As a career move, that has been a winner for Bernstein. Romping through fields of crumpled newsprint, Bernstein texts like “Of Time and the Line” or the sublime “this poem intentionally left blank” (which I have now quoted in its entirety) bestow on their readers the great gift of knowing laughter. There’s no guilty “but” to follow that happiness, either. Bernstein’s poems are language in its pure animal function, eating and sleeping and reproducing and then lying down to die in unafraid unconsciousness. Bernstein’s is a poetry with its own “The End” built in.

Text 2: “By hook or by crook.”  Art is inseparable from art collecting, and art collecting is inseparable from crookery. That’s how the Elgin Marbles got to England. At smaller scales, of course, the crookery can get uncomfortable. It may even involve pushing and shoving. Some of Gertrude Stein’s coreligionists discovered that when they returned home after the war and tried to move back into their looted houses.

Kielce, Poland, July 1946
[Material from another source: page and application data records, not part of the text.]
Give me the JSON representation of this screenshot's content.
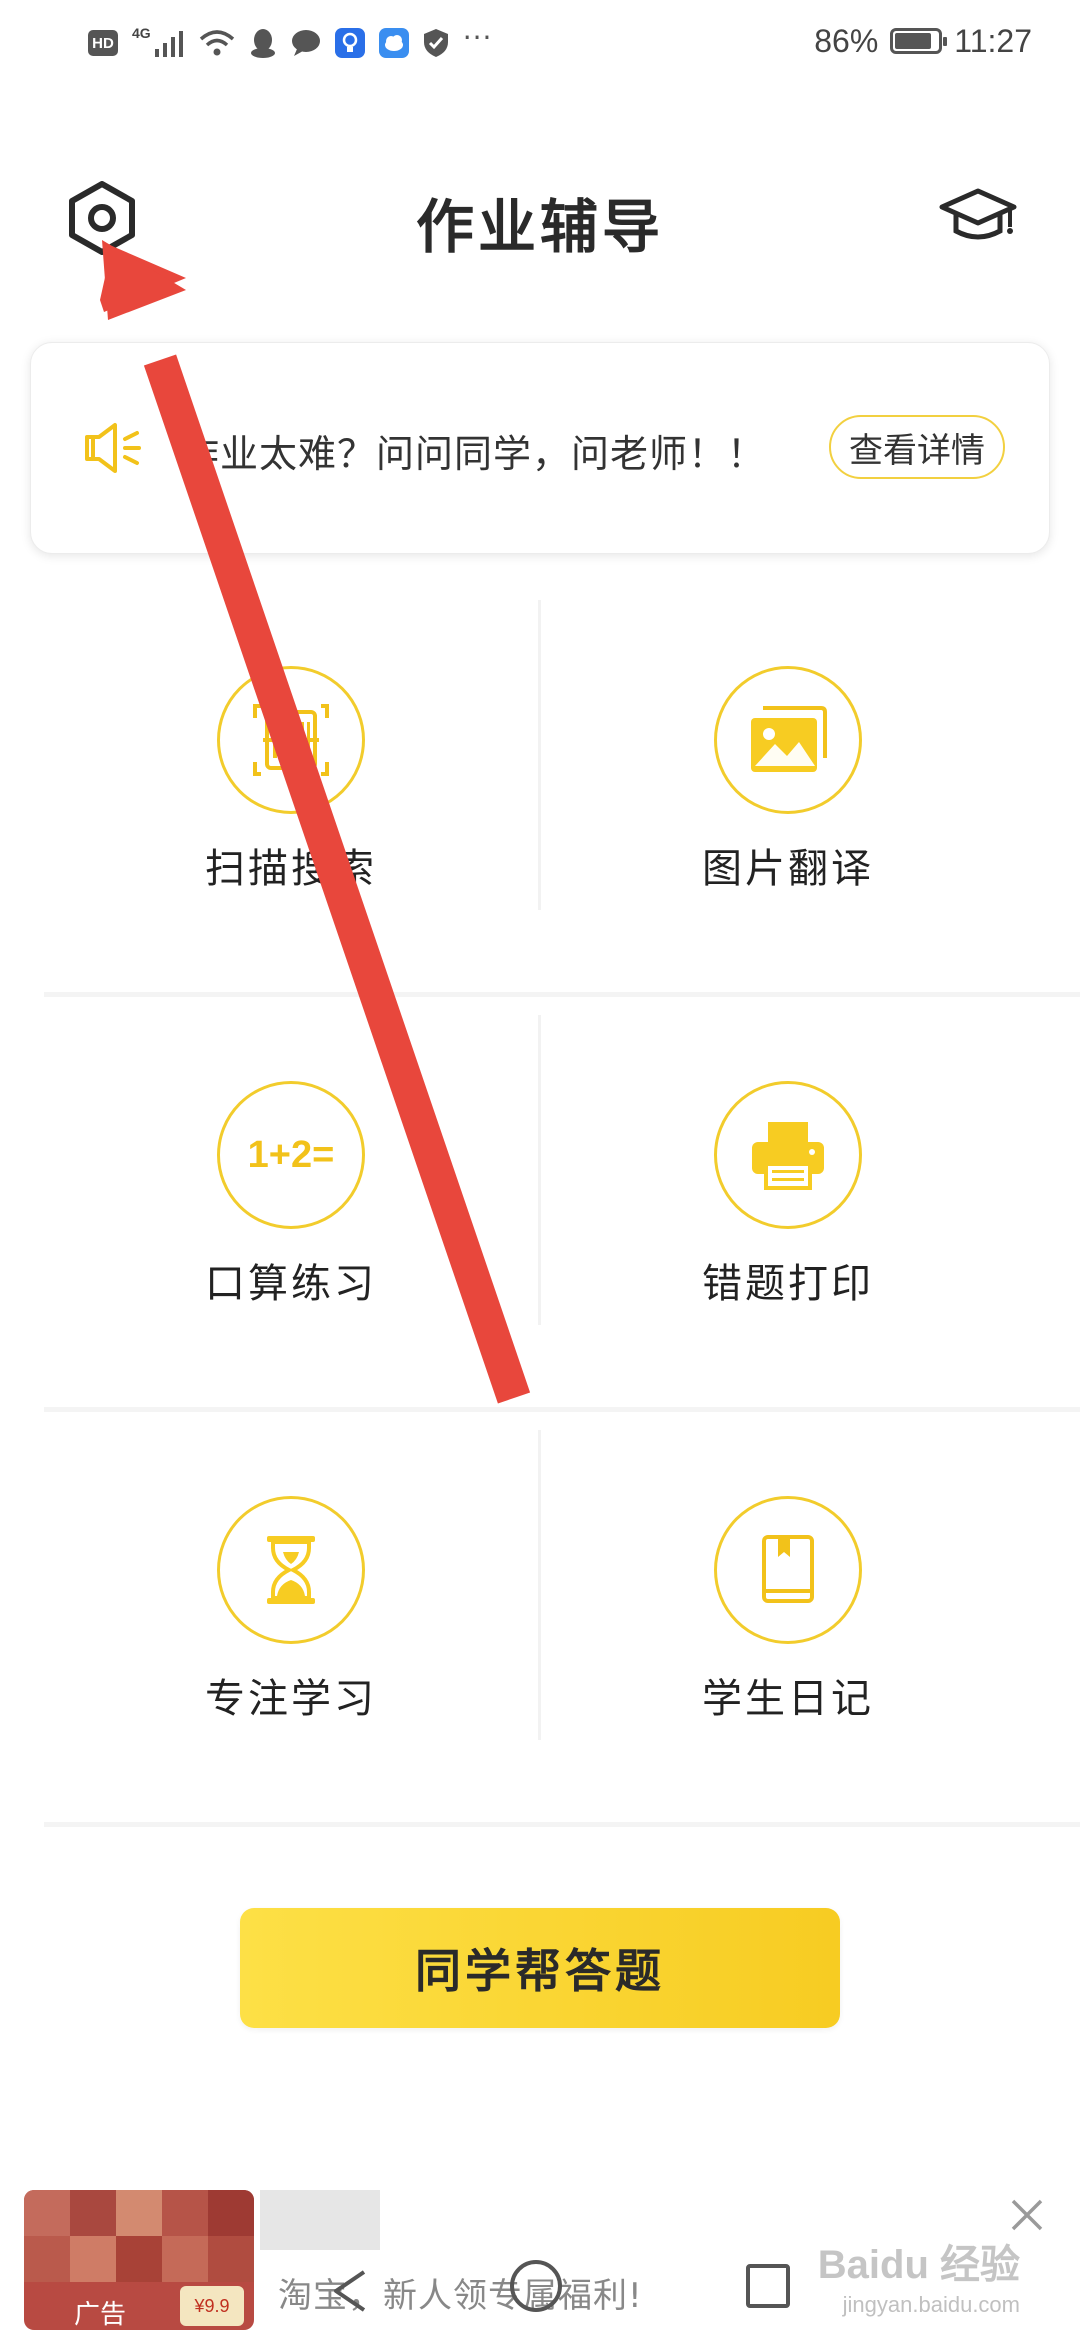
{
  "status_bar": {
    "hd_label": "HD",
    "network_label": "4G",
    "more": "···",
    "battery_percent": "86%",
    "battery_level": 0.86,
    "time": "11:27"
  },
  "header": {
    "title": "作业辅导"
  },
  "notice": {
    "text": "作业太难？问问同学，问老师！！",
    "button": "查看详情"
  },
  "features": [
    {
      "label": "扫描搜索",
      "icon": "barcode-scan-icon"
    },
    {
      "label": "图片翻译",
      "icon": "image-gallery-icon"
    },
    {
      "label": "口算练习",
      "icon_text": "1+2="
    },
    {
      "label": "错题打印",
      "icon": "printer-icon"
    },
    {
      "label": "专注学习",
      "icon": "hourglass-icon"
    },
    {
      "label": "学生日记",
      "icon": "diary-book-icon"
    }
  ],
  "cta": {
    "label": "同学帮答题"
  },
  "ad": {
    "badge": "广告",
    "price_tag": "¥9.9",
    "text": "淘宝，新人领专属福利!"
  },
  "watermark": {
    "main": "Baidu 经验",
    "sub": "jingyan.baidu.com"
  },
  "colors": {
    "accent_yellow": "#f7cc22",
    "annotation_red": "#e8473c"
  }
}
Text 3: “Stein’s art collection was not looted by the Nazis.” Some kinds of looting, some kinds of pushing and shoving, are preferable to others. Lots of women had to suffer for Pablo Picasso’s art. Lots of men had to die for Andrew Carnegie’s libraries. Presumably the suffering and dying wound up with a market value after all. The cliché under the surface of Bernstein’s sentence is something like “On ne fait pas d’omelette sans casser des oeufs.”

Punchline: “How am I? Oi, don’t ask.” Specifically, don’t ask why the collection wasn’t looted, because the answer will only be another cliché. This one will just lie there on the page, too: unmeaning because unconscious. It has been spoken by many thousands of people over the years, sometimes in complete sincerity, and yet not one of those thousands could think through to a definition of any of its terms. In that sense, it is dead language — that is, language which was born unmeaning, language which therefore can never be a poem.

But since you have asked, reader: Stein’s art collection was not looted by the Nazis because it was under the protection of a powerful Nazi crook named Bernard Faÿ. Together, Faÿ and Stein collaborated in their own special translation, from one dead language into another, of the text “Some of my best friends are Jews.”